The police probably thought I’d thrown up because of seeing the dead body. I hadn’t. I’d thrown up because I knew I was in big trouble. It was happening again. All my fears, all my worries over the past twelve years had come to life. Or death, like the body in the trunk. God, I knew I shouldn’t have left New York, shouldn’t have left the safe structure I’d made of my life for a little fun. I didn’t do fun. I wasn’t allowed. Because the moment I had some fun, just a tiny lit bit, this was what happened.
Keep up-to-date on the Hot Pursuit Series!
Join Jennifer Zane’s mailing list:
Jennifer Zane has lived all over the country–from Georgia to Maryland, New York to Colorado. including an exciting five years in Montana. Her time in Big Sky country was the basis for this book. When she’s not writing, she savors the insanity of raising two boys, is figuring out how many meals she can make with a pressure cooker, and teaches a pretty mean karate class. She currently lives with her family in Colorado.
Links to Jennifer’s website, blog, books, etc.
Also available for pre-order on Apple.
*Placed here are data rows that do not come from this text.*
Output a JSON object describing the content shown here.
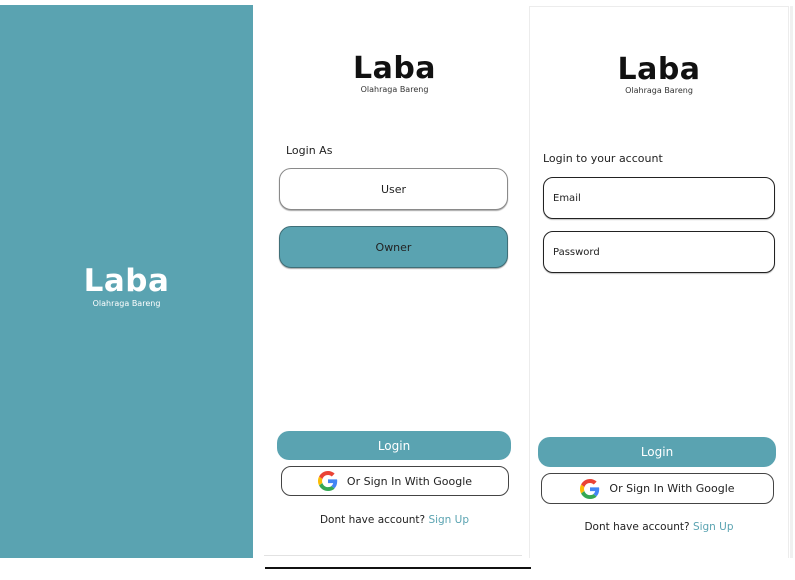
{
  "brand": {
    "name": "Laba",
    "tagline": "Olahraga Bareng"
  },
  "colors": {
    "primary": "#5aa3b1",
    "text": "#1a1a1a",
    "link": "#5aa3b1"
  },
  "role_screen": {
    "prompt": "Login As",
    "user_label": "User",
    "owner_label": "Owner",
    "login_label": "Login",
    "google_label": "Or Sign In With Google",
    "signup_prompt": "Dont have account?",
    "signup_link": "Sign Up"
  },
  "login_screen": {
    "prompt": "Login to your account",
    "email_placeholder": "Email",
    "password_placeholder": "Password",
    "login_label": "Login",
    "google_label": "Or Sign In With Google",
    "signup_prompt": "Dont have account?",
    "signup_link": "Sign Up"
  },
  "icons": {
    "google": "google-logo-icon"
  }
}
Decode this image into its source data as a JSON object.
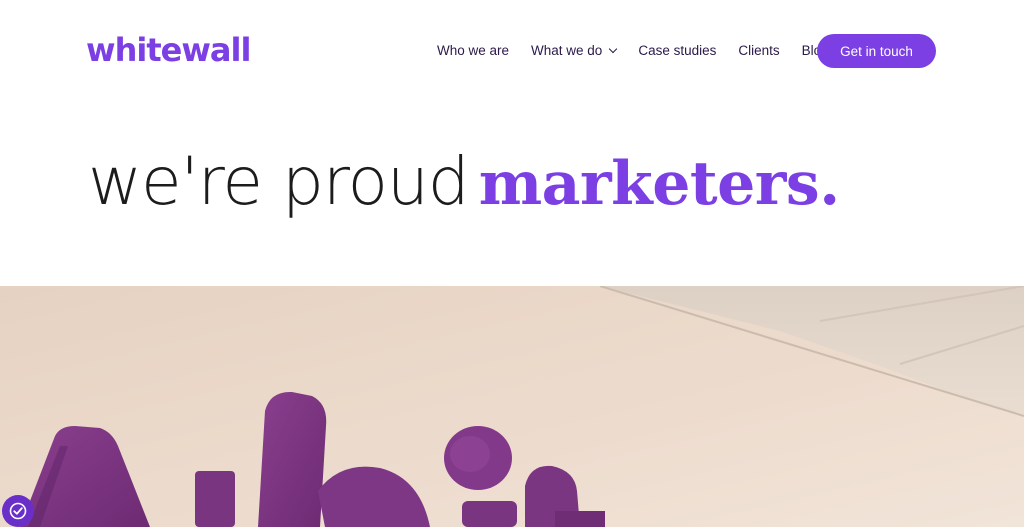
{
  "brand": {
    "logo_text": "whitewall",
    "accent_color": "#7b3fe4"
  },
  "nav": {
    "items": [
      {
        "label": "Who we are",
        "has_dropdown": false
      },
      {
        "label": "What we do",
        "has_dropdown": true
      },
      {
        "label": "Case studies",
        "has_dropdown": false
      },
      {
        "label": "Clients",
        "has_dropdown": false
      },
      {
        "label": "Blog",
        "has_dropdown": false
      }
    ],
    "cta_label": "Get in touch"
  },
  "hero": {
    "title_light": "we're proud",
    "title_bold": "marketers."
  },
  "accessibility": {
    "icon": "accessibility-icon"
  }
}
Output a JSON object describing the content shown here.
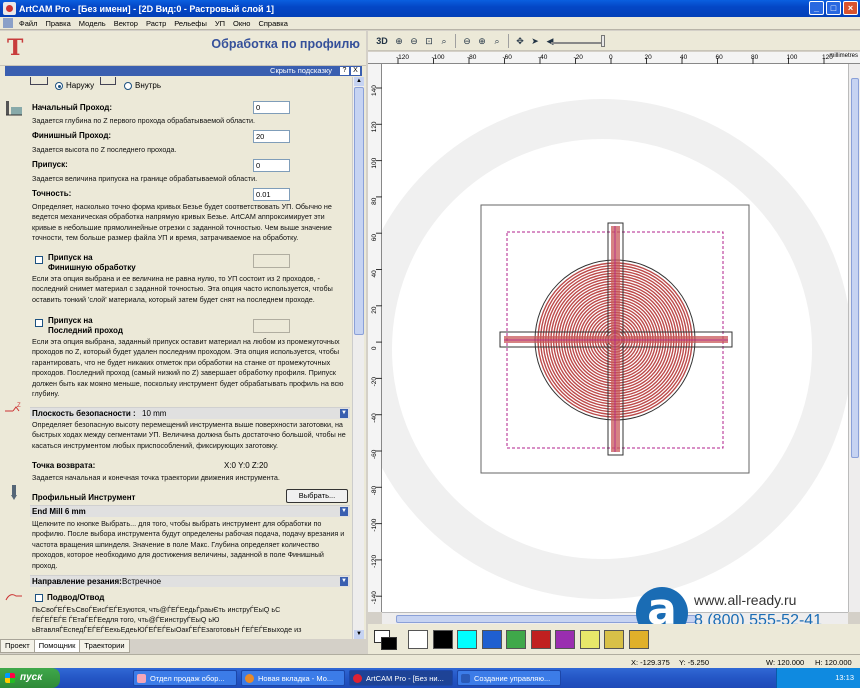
{
  "window": {
    "title": "ArtCAM Pro - [Без имени] - [2D Вид:0 - Растровый слой 1]",
    "buttons": [
      "_",
      "□",
      "×"
    ]
  },
  "menu": [
    "Файл",
    "Правка",
    "Модель",
    "Вектор",
    "Растр",
    "Рельефы",
    "УП",
    "Окно",
    "Справка"
  ],
  "panel": {
    "title": "Обработка по профилю",
    "hint_bar": "Скрыть подсказку",
    "hint_help": "?",
    "hint_close": "X",
    "side": {
      "outside_label": "Наружу",
      "inside_label": "Внутрь",
      "selected": "outside"
    },
    "start_pass": {
      "label": "Начальный Проход:",
      "value": "0",
      "desc": "Задается глубина по Z первого прохода обрабатываемой области."
    },
    "finish_pass": {
      "label": "Финишный Проход:",
      "value": "20",
      "desc": "Задается высота по Z последнего прохода."
    },
    "allowance": {
      "label": "Припуск:",
      "value": "0",
      "desc": "Задается величина припуска на границе обрабатываемой области."
    },
    "tolerance": {
      "label": "Точность:",
      "value": "0.01",
      "desc": "Определяет, насколько точно форма кривых Безье будет соответствовать УП. Обычно не ведется механическая обработка напрямую кривых Безье. ArtCAM аппроксимирует эти кривые в небольшие прямолинейные отрезки с заданной точностью. Чем выше значение точности, тем больше размер файла УП и время, затрачиваемое на обработку."
    },
    "finish_allowance": {
      "label_line1": "Припуск на",
      "label_line2": "Финишную обработку",
      "desc": "Если эта опция выбрана и ее величина не равна нулю, то УП состоит из 2 проходов, - последний снимет материал с заданной точностью. Эта опция часто используется, чтобы оставить тонкий 'слой' материала, который затем будет снят на последнем проходе."
    },
    "last_pass_allowance": {
      "label_line1": "Припуск на",
      "label_line2": "Последний проход",
      "desc": "Если эта опция выбрана, заданный припуск оставит материал на любом из промежуточных проходов по Z, который будет удален последним проходом. Эта опция используется, чтобы гарантировать, что не будет никаких отметок при обработки на станке от промежуточных проходов. Последний проход (самый низкий по Z) завершает обработку профиля. Припуск должен быть как можно меньше, поскольку инструмент будет обрабатывать профиль на всю глубину."
    },
    "safe_z": {
      "label": "Плоскость безопасности :",
      "value": "10 mm",
      "desc": "Определяет безопасную высоту перемещений инструмента выше поверхности заготовки, на быстрых ходах между сегментами УП. Величина должна быть достаточно большой, чтобы не касаться инструментом любых приспособлений, фиксирующих заготовку."
    },
    "home": {
      "label": "Точка возврата:",
      "value": "X:0 Y:0 Z:20",
      "desc": "Задается начальная и конечная точка траектории движения инструмента."
    },
    "tool": {
      "label": "Профильный Инструмент",
      "button": "Выбрать...",
      "name": "End Mill 6 mm",
      "desc": "Щелкните по кнопке Выбрать... для того, чтобы выбрать инструмент для обработки по профилю. После выбора инструмента будут определены рабочая подача, подачу врезания и частота вращения шпинделя. Значение в поле Макс. Глубина определяет количество проходов, которое необходимо для достижения величины, заданной в поле Финишный проход."
    },
    "cut_direction": {
      "label": "Направление резания:",
      "value": "Встречное"
    },
    "lead": {
      "label": "Подвод/Отвод",
      "garbled1": "ПьСвоЃЕЃЕъСвоЃЕисЃЕЃЕзуются, чть@ЃЕЃЕедьЃраыЄть инструЃЕыQ ьС",
      "garbled2": "ЃЕЃЕЃЕЃЕ ЃЕтаЃЕЃЕедля того, чть@ЃЕинструЃЕыQ ьЮ",
      "garbled3": "ьВтавляЃЕспедЃЕЃЕЃЕехьЕдеьЮЃЕЃЕЃЕыОакЃЕЃЕзаготовьН ЃЕЃЕЃЕвыходе из"
    }
  },
  "bottom_tabs": [
    "Проект",
    "Помощник",
    "Траектории"
  ],
  "view_toolbar": {
    "mode_3d": "3D"
  },
  "ruler": {
    "units": "millimetres",
    "top_ticks": [
      "-120",
      "-100",
      "-80",
      "-60",
      "-40",
      "-20",
      "0",
      "20",
      "40",
      "60",
      "80",
      "100",
      "120"
    ],
    "left_ticks": [
      "140",
      "120",
      "100",
      "80",
      "60",
      "40",
      "20",
      "0",
      "-20",
      "-40",
      "-60",
      "-80",
      "-100",
      "-120",
      "-140"
    ]
  },
  "palette": {
    "colors": [
      "#ffffff",
      "#000000",
      "#00ffff",
      "#1f5fd0",
      "#3fa84a",
      "#c02020",
      "#9a2eb0",
      "#e8e86a",
      "#d8c048",
      "#e0b02a"
    ]
  },
  "status": {
    "x": "X: -129.375",
    "y": "Y: -5.250",
    "w": "W: 120.000",
    "h": "H: 120.000"
  },
  "taskbar": {
    "start": "пуск",
    "tasks": [
      "Отдел продаж обор...",
      "Новая вкладка - Мо...",
      "ArtCAM Pro - [Без ни...",
      "Создание управляю..."
    ],
    "lang": "EN",
    "time": "13:13"
  },
  "brand": {
    "site": "www.all-ready.ru",
    "phone": "8 (800) 555-52-41"
  },
  "colors": {
    "accent": "#3a5fb0",
    "toolpath": "#b02a2a",
    "boundary": "#b0208c"
  }
}
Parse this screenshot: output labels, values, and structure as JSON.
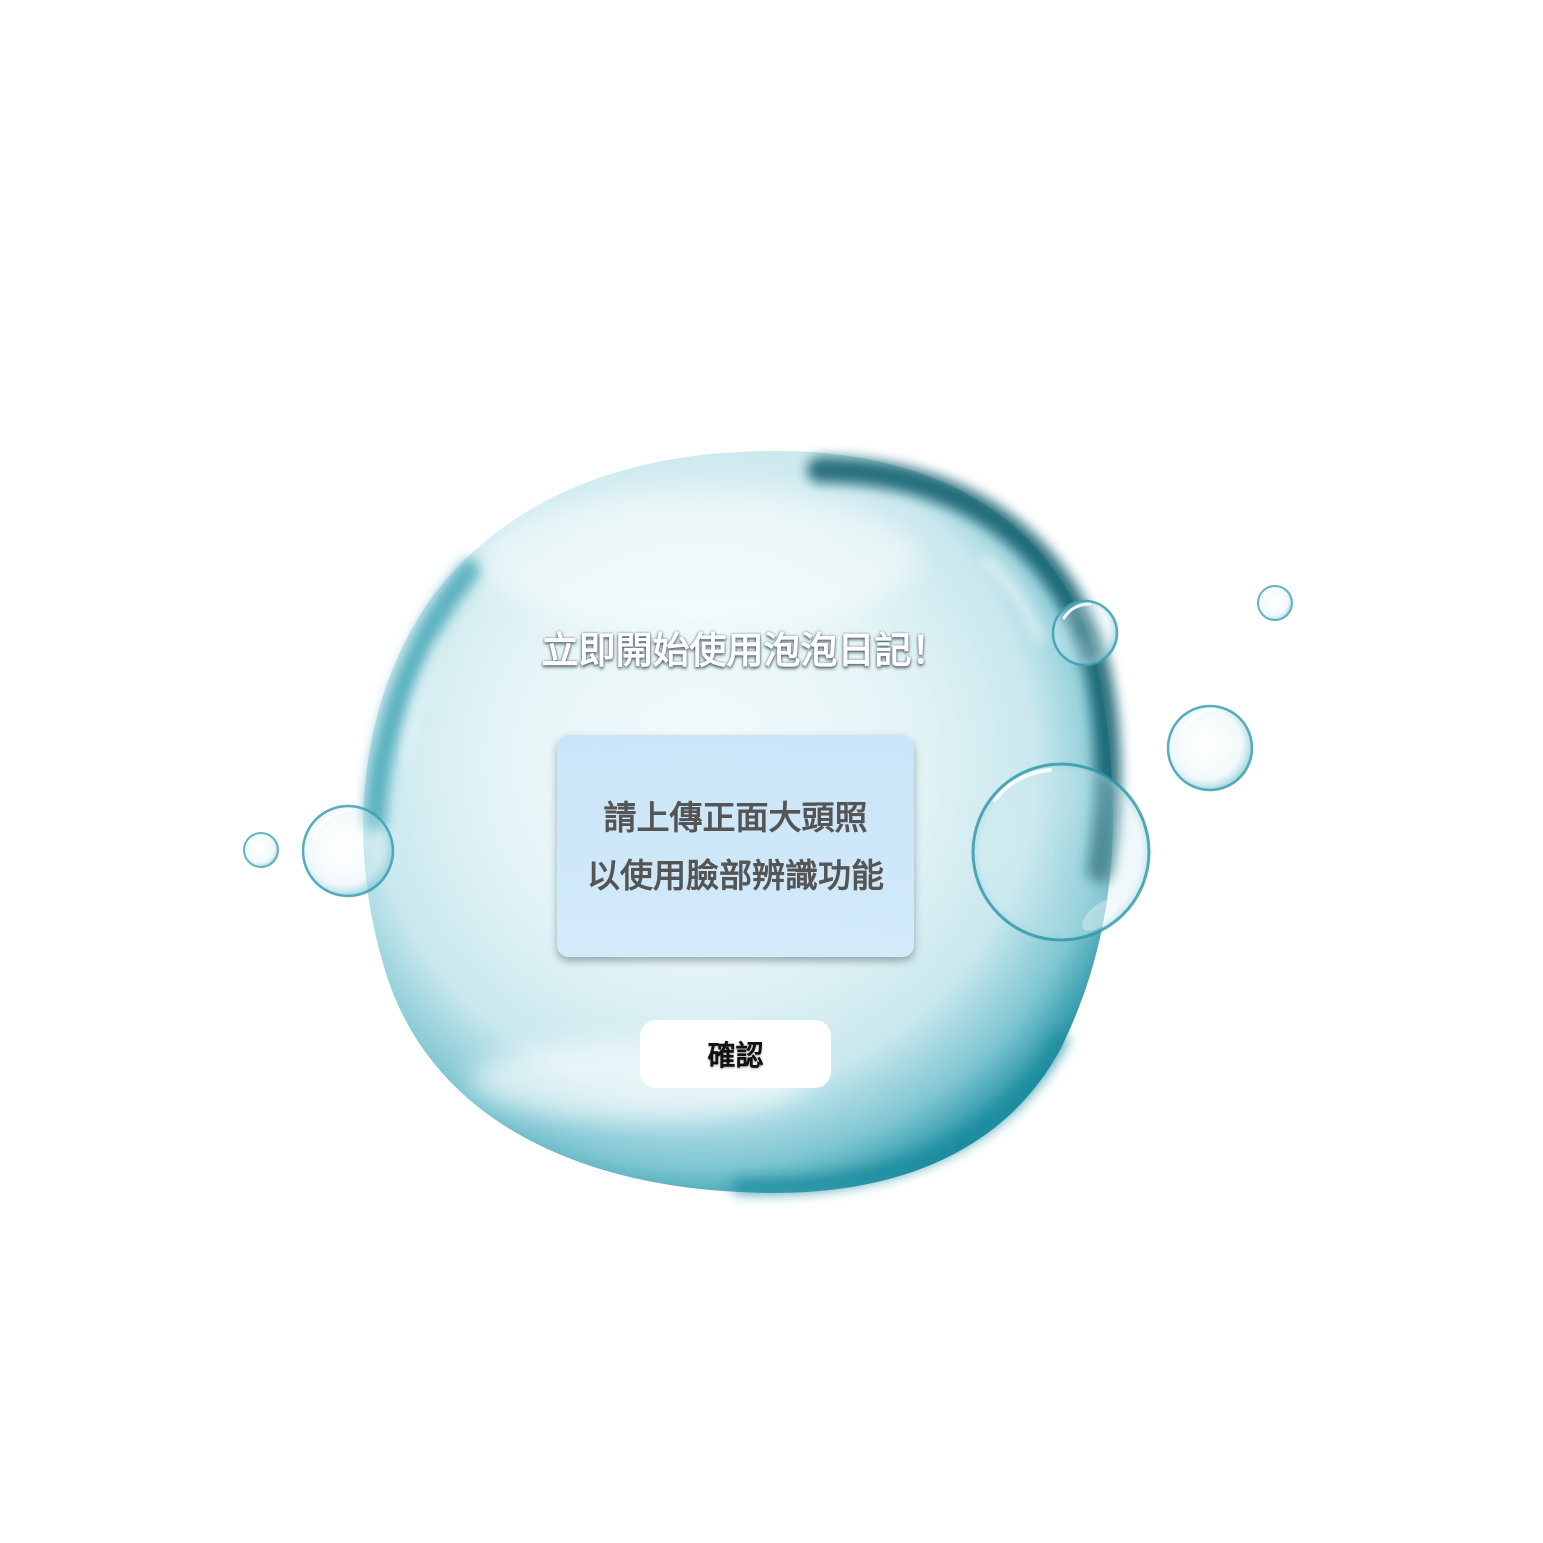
{
  "dialog": {
    "title": "立即開始使用泡泡日記！",
    "message_lines": [
      "請上傳正面大頭照",
      "以使用臉部辨識功能"
    ],
    "confirm_label": "確認"
  },
  "colors": {
    "bubble_edge": "#1e8fa0",
    "bubble_fill": "#d8eef2",
    "panel_bg": "#cfe6f8",
    "message_text": "#555555",
    "button_bg": "#ffffff"
  }
}
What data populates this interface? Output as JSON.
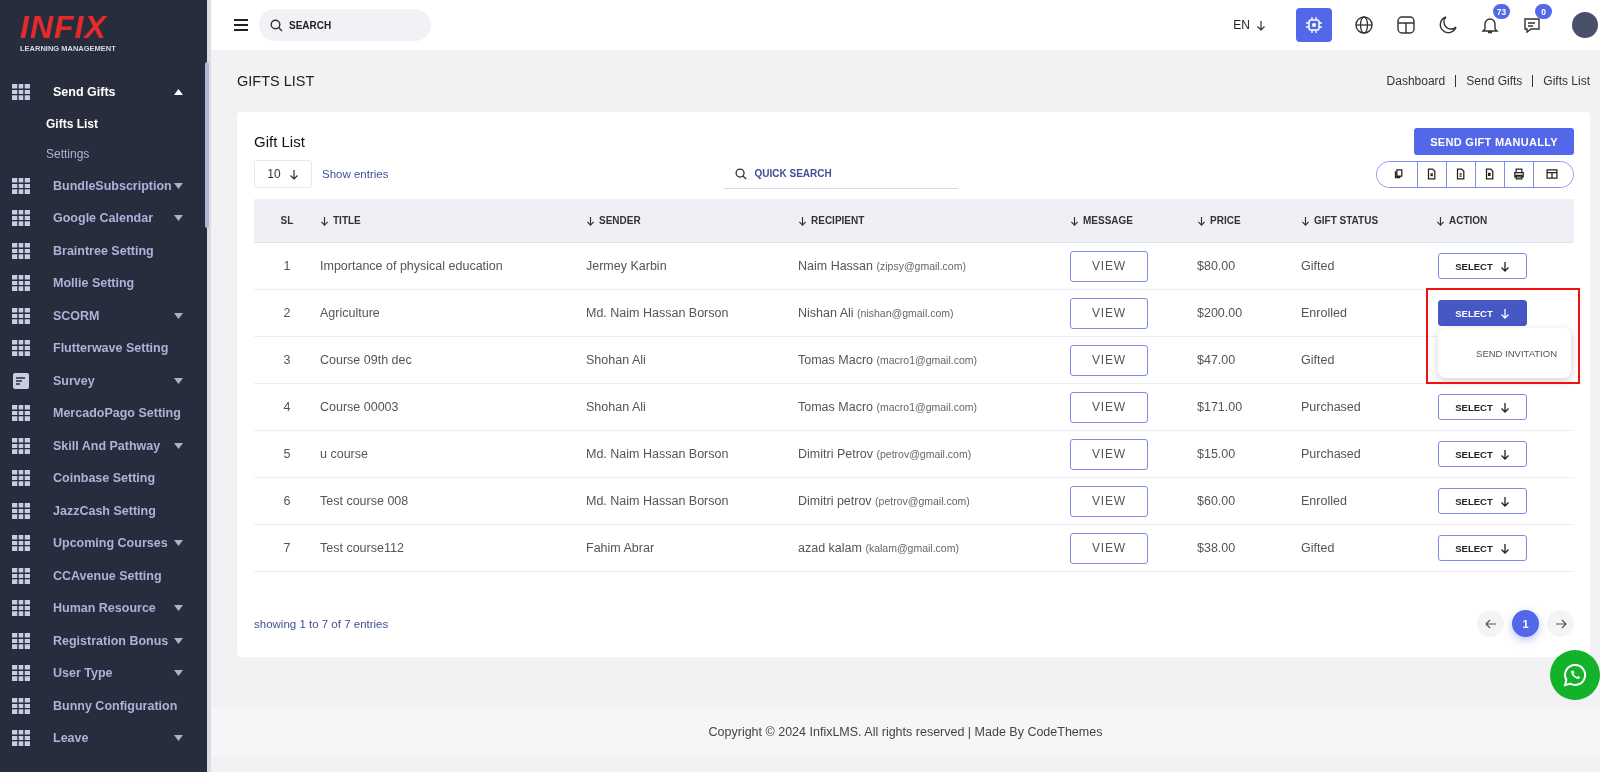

**SPECIAL ANNOUNCEMENT: Jennifer is giving away a $25 Amazon gift card so be sure to enter her Rafflecopter giveaway below! Don’t miss this chance to read this great story. Thanks, Jennifer, for sharing your book cover reveal with us!